- WHAT YOU HAVE TO DO: Return all of the entries below, word for word. Omit each picture.

((

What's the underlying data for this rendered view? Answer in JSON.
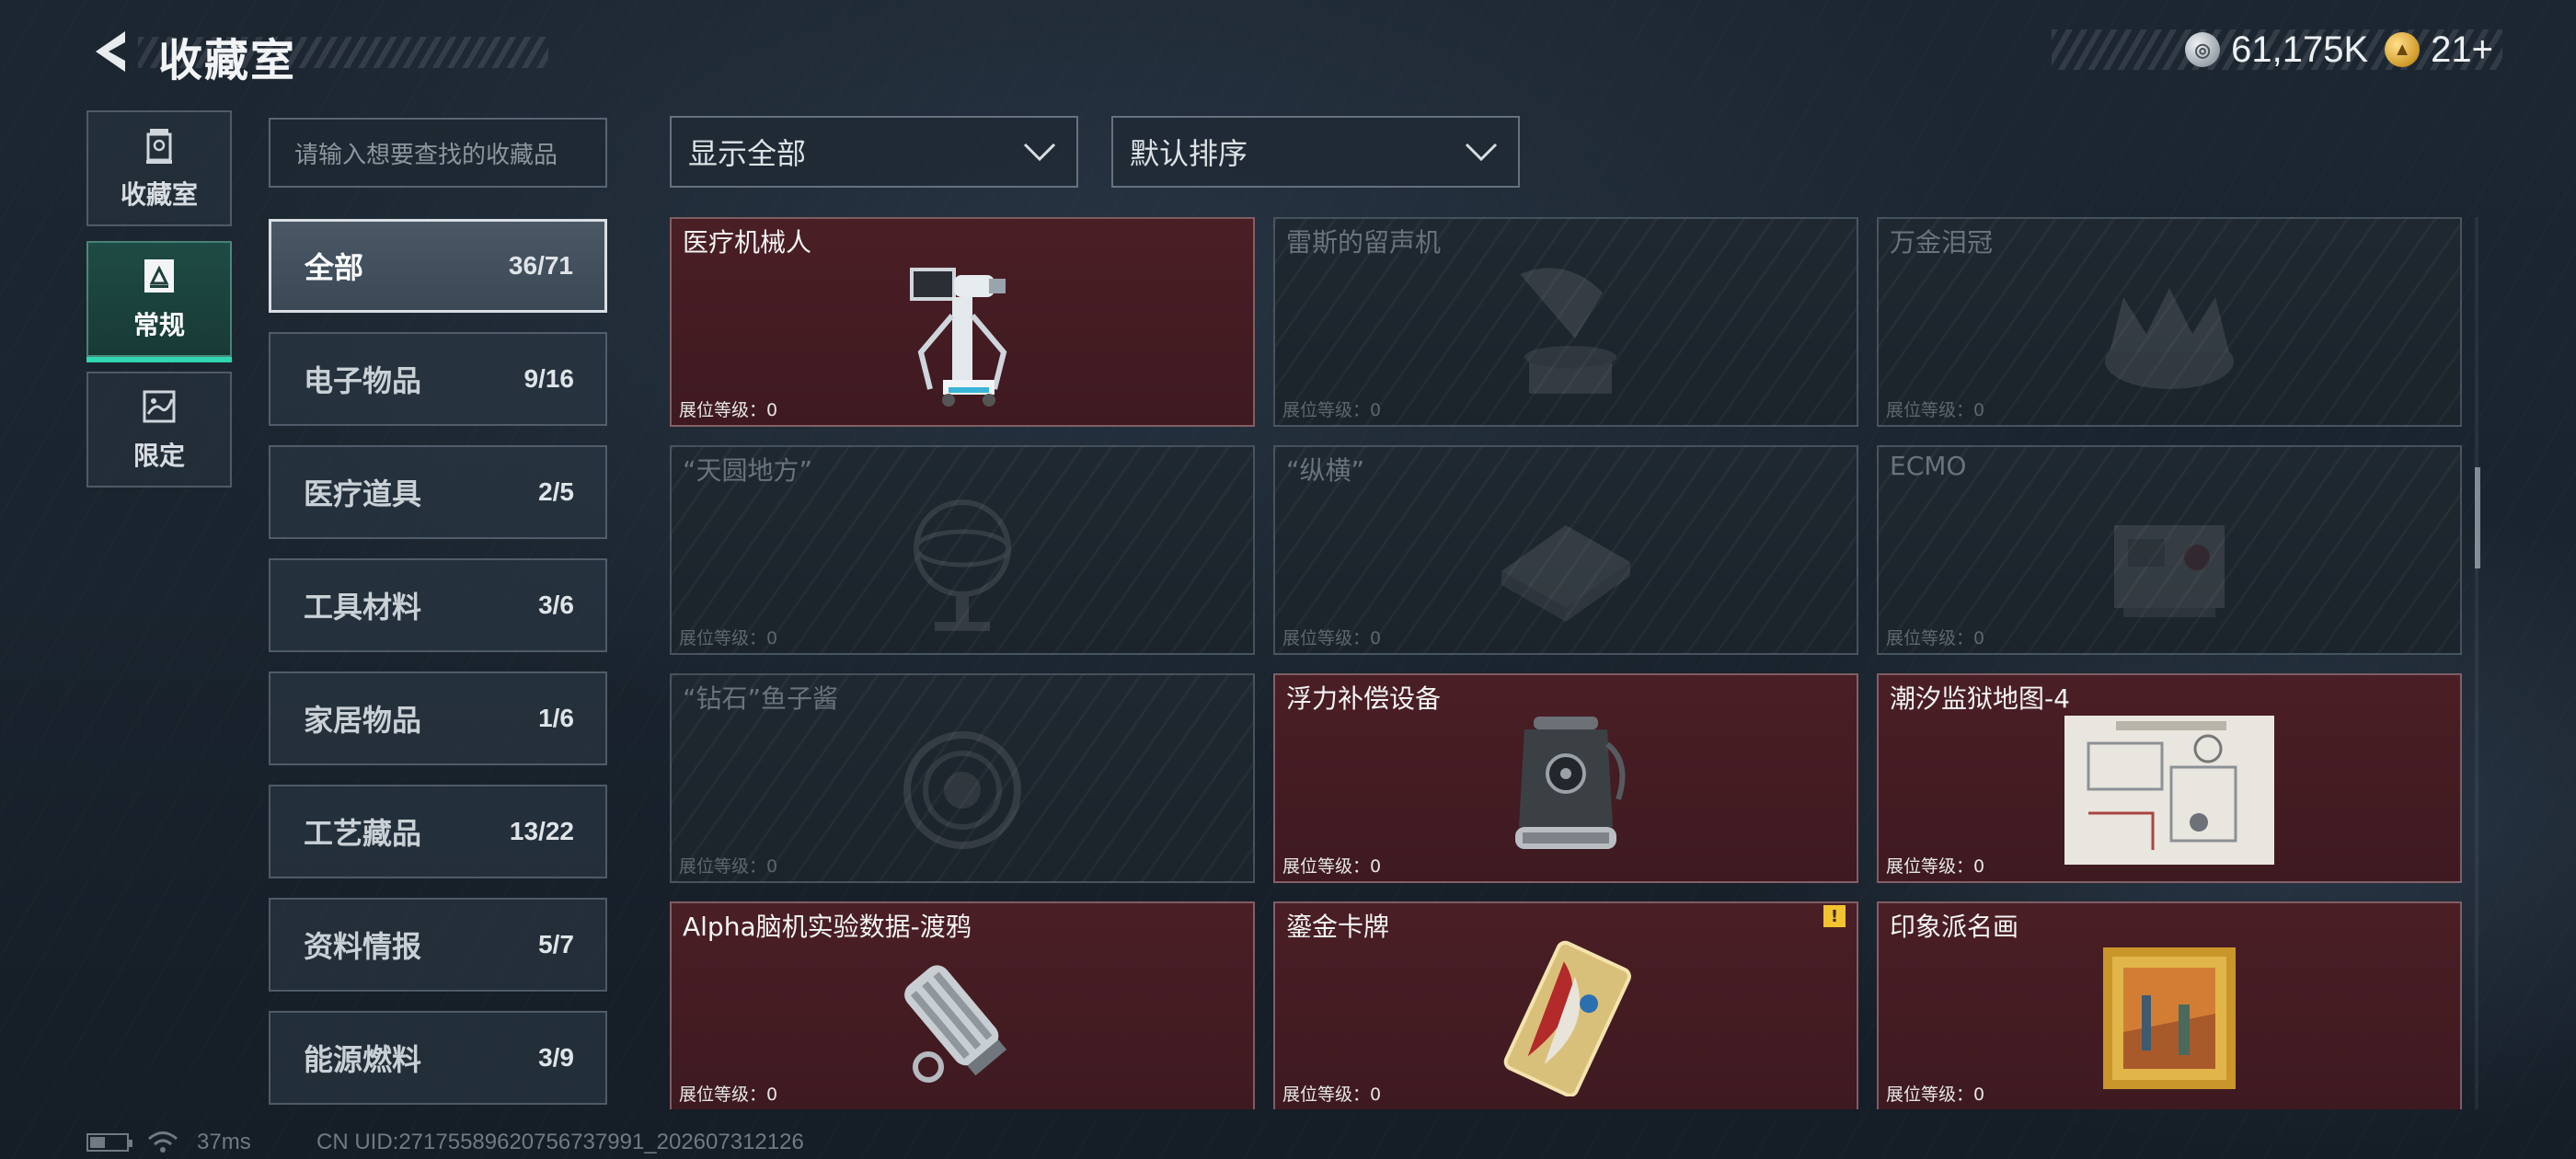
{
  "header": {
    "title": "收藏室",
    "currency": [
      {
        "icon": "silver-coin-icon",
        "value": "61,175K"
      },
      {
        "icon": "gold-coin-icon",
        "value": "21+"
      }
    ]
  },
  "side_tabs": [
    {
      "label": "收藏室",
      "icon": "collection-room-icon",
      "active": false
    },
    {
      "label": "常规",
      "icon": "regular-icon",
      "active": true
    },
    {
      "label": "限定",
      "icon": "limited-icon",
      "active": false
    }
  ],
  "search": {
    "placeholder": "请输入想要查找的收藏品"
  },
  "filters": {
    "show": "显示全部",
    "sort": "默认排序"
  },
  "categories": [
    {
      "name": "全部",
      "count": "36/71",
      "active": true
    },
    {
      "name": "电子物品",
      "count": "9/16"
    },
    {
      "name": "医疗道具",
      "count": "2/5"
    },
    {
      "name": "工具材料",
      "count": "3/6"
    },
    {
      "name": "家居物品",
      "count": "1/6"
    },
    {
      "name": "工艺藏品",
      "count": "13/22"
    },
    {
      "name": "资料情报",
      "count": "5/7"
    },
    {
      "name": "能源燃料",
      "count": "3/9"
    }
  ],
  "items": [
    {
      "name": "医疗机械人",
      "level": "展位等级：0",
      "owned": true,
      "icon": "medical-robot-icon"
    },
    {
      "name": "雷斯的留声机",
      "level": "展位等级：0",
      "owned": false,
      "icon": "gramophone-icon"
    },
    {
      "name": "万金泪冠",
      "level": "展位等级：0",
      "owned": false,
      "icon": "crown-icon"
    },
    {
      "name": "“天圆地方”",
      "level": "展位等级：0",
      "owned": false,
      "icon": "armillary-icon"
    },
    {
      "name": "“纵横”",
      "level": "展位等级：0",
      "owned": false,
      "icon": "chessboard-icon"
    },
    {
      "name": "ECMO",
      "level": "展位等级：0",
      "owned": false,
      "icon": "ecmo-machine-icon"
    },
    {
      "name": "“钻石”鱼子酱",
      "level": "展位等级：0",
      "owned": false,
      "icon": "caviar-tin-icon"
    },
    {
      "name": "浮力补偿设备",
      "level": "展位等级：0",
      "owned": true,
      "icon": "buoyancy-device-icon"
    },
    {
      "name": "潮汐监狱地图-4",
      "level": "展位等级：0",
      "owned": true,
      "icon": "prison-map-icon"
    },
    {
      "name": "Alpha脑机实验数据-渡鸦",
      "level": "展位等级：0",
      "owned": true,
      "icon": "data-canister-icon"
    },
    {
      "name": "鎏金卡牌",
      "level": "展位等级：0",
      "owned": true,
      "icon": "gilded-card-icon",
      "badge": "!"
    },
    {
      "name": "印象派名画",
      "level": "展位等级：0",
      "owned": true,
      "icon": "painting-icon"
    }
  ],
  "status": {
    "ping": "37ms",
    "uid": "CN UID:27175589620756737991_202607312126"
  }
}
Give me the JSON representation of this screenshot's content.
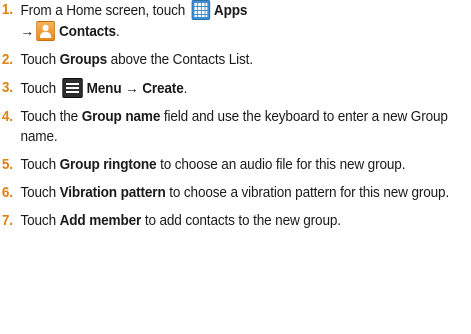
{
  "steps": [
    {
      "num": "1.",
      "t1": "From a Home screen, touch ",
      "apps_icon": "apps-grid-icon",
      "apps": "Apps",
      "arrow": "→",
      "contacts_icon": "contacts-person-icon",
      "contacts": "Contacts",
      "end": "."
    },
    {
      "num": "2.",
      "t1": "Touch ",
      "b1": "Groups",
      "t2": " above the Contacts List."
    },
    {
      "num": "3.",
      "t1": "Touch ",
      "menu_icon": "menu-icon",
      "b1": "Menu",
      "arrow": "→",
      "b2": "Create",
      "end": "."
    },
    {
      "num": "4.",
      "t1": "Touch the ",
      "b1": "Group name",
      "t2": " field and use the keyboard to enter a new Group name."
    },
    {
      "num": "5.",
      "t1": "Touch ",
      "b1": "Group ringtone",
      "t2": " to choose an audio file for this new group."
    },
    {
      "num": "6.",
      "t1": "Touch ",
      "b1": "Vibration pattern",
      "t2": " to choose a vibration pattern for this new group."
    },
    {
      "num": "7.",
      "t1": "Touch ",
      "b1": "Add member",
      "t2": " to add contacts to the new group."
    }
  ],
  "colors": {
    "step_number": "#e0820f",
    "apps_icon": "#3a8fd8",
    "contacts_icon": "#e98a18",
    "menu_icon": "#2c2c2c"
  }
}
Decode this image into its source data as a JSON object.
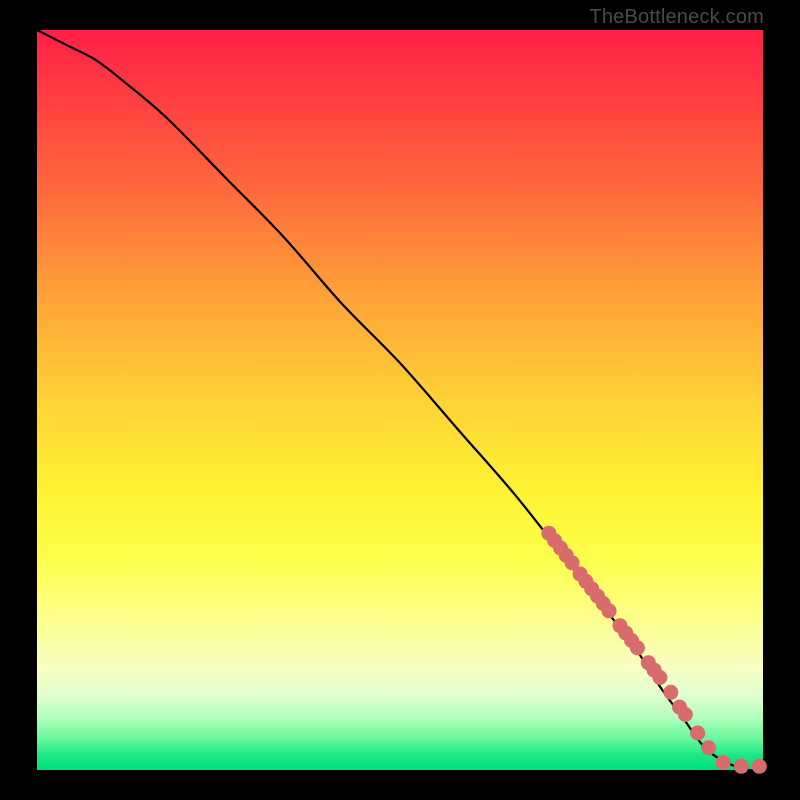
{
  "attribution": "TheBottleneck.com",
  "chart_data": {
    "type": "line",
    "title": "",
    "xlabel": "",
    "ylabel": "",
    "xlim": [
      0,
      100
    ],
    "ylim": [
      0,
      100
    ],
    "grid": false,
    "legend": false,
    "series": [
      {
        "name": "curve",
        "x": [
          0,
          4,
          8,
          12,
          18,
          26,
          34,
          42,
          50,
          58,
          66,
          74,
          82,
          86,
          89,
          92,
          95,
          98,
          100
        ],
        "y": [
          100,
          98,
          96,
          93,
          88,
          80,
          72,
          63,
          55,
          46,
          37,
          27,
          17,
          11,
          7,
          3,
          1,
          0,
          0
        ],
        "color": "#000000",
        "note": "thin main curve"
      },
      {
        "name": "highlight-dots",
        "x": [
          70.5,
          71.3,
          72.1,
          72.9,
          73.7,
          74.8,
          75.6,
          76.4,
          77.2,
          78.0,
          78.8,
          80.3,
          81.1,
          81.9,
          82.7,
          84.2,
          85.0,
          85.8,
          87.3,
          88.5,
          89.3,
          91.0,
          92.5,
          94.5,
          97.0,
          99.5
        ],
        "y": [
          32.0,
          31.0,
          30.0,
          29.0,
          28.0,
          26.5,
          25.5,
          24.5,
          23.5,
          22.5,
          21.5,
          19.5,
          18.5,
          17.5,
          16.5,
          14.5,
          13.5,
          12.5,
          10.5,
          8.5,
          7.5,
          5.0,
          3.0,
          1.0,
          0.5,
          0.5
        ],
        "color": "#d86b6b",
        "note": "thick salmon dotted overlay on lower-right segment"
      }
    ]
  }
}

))

- ANSWER TO THE EXERCISE:
What's the underlying data for this rendered view? Answer in JSON.
{
  "header": {
    "title": "收藏室",
    "currency": [
      {
        "icon": "silver-coin-icon",
        "value": "61,175K"
      },
      {
        "icon": "gold-coin-icon",
        "value": "21+"
      }
    ]
  },
  "side_tabs": [
    {
      "label": "收藏室",
      "icon": "collection-room-icon",
      "active": false
    },
    {
      "label": "常规",
      "icon": "regular-icon",
      "active": true
    },
    {
      "label": "限定",
      "icon": "limited-icon",
      "active": false
    }
  ],
  "search": {
    "placeholder": "请输入想要查找的收藏品"
  },
  "filters": {
    "show": "显示全部",
    "sort": "默认排序"
  },
  "categories": [
    {
      "name": "全部",
      "count": "36/71",
      "active": true
    },
    {
      "name": "电子物品",
      "count": "9/16"
    },
    {
      "name": "医疗道具",
      "count": "2/5"
    },
    {
      "name": "工具材料",
      "count": "3/6"
    },
    {
      "name": "家居物品",
      "count": "1/6"
    },
    {
      "name": "工艺藏品",
      "count": "13/22"
    },
    {
      "name": "资料情报",
      "count": "5/7"
    },
    {
      "name": "能源燃料",
      "count": "3/9"
    }
  ],
  "items": [
    {
      "name": "医疗机械人",
      "level": "展位等级：0",
      "owned": true,
      "icon": "medical-robot-icon"
    },
    {
      "name": "雷斯的留声机",
      "level": "展位等级：0",
      "owned": false,
      "icon": "gramophone-icon"
    },
    {
      "name": "万金泪冠",
      "level": "展位等级：0",
      "owned": false,
      "icon": "crown-icon"
    },
    {
      "name": "“天圆地方”",
      "level": "展位等级：0",
      "owned": false,
      "icon": "armillary-icon"
    },
    {
      "name": "“纵横”",
      "level": "展位等级：0",
      "owned": false,
      "icon": "chessboard-icon"
    },
    {
      "name": "ECMO",
      "level": "展位等级：0",
      "owned": false,
      "icon": "ecmo-machine-icon"
    },
    {
      "name": "“钻石”鱼子酱",
      "level": "展位等级：0",
      "owned": false,
      "icon": "caviar-tin-icon"
    },
    {
      "name": "浮力补偿设备",
      "level": "展位等级：0",
      "owned": true,
      "icon": "buoyancy-device-icon"
    },
    {
      "name": "潮汐监狱地图-4",
      "level": "展位等级：0",
      "owned": true,
      "icon": "prison-map-icon"
    },
    {
      "name": "Alpha脑机实验数据-渡鸦",
      "level": "展位等级：0",
      "owned": true,
      "icon": "data-canister-icon"
    },
    {
      "name": "鎏金卡牌",
      "level": "展位等级：0",
      "owned": true,
      "icon": "gilded-card-icon",
      "badge": "!"
    },
    {
      "name": "印象派名画",
      "level": "展位等级：0",
      "owned": true,
      "icon": "painting-icon"
    }
  ],
  "status": {
    "ping": "37ms",
    "uid": "CN UID:27175589620756737991_202607312126"
  }
}
Give me the JSON representation of this screenshot's content.
{
  "steps": [
    {
      "num": "1.",
      "t1": "From a Home screen, touch ",
      "apps_icon": "apps-grid-icon",
      "apps": "Apps",
      "arrow": "→",
      "contacts_icon": "contacts-person-icon",
      "contacts": "Contacts",
      "end": "."
    },
    {
      "num": "2.",
      "t1": "Touch ",
      "b1": "Groups",
      "t2": " above the Contacts List."
    },
    {
      "num": "3.",
      "t1": "Touch ",
      "menu_icon": "menu-icon",
      "b1": "Menu",
      "arrow": "→",
      "b2": "Create",
      "end": "."
    },
    {
      "num": "4.",
      "t1": "Touch the ",
      "b1": "Group name",
      "t2": " field and use the keyboard to enter a new Group name."
    },
    {
      "num": "5.",
      "t1": "Touch ",
      "b1": "Group ringtone",
      "t2": " to choose an audio file for this new group."
    },
    {
      "num": "6.",
      "t1": "Touch ",
      "b1": "Vibration pattern",
      "t2": " to choose a vibration pattern for this new group."
    },
    {
      "num": "7.",
      "t1": "Touch ",
      "b1": "Add member",
      "t2": " to add contacts to the new group."
    }
  ],
  "colors": {
    "step_number": "#e0820f",
    "apps_icon": "#3a8fd8",
    "contacts_icon": "#e98a18",
    "menu_icon": "#2c2c2c"
  }
}
Decode this image into its source data as a JSON object.
{
  "attribution": "TheBottleneck.com",
  "chart_data": {
    "type": "line",
    "title": "",
    "xlabel": "",
    "ylabel": "",
    "xlim": [
      0,
      100
    ],
    "ylim": [
      0,
      100
    ],
    "grid": false,
    "legend": false,
    "series": [
      {
        "name": "curve",
        "x": [
          0,
          4,
          8,
          12,
          18,
          26,
          34,
          42,
          50,
          58,
          66,
          74,
          82,
          86,
          89,
          92,
          95,
          98,
          100
        ],
        "y": [
          100,
          98,
          96,
          93,
          88,
          80,
          72,
          63,
          55,
          46,
          37,
          27,
          17,
          11,
          7,
          3,
          1,
          0,
          0
        ],
        "color": "#000000",
        "note": "thin main curve"
      },
      {
        "name": "highlight-dots",
        "x": [
          70.5,
          71.3,
          72.1,
          72.9,
          73.7,
          74.8,
          75.6,
          76.4,
          77.2,
          78.0,
          78.8,
          80.3,
          81.1,
          81.9,
          82.7,
          84.2,
          85.0,
          85.8,
          87.3,
          88.5,
          89.3,
          91.0,
          92.5,
          94.5,
          97.0,
          99.5
        ],
        "y": [
          32.0,
          31.0,
          30.0,
          29.0,
          28.0,
          26.5,
          25.5,
          24.5,
          23.5,
          22.5,
          21.5,
          19.5,
          18.5,
          17.5,
          16.5,
          14.5,
          13.5,
          12.5,
          10.5,
          8.5,
          7.5,
          5.0,
          3.0,
          1.0,
          0.5,
          0.5
        ],
        "color": "#d86b6b",
        "note": "thick salmon dotted overlay on lower-right segment"
      }
    ]
  }
}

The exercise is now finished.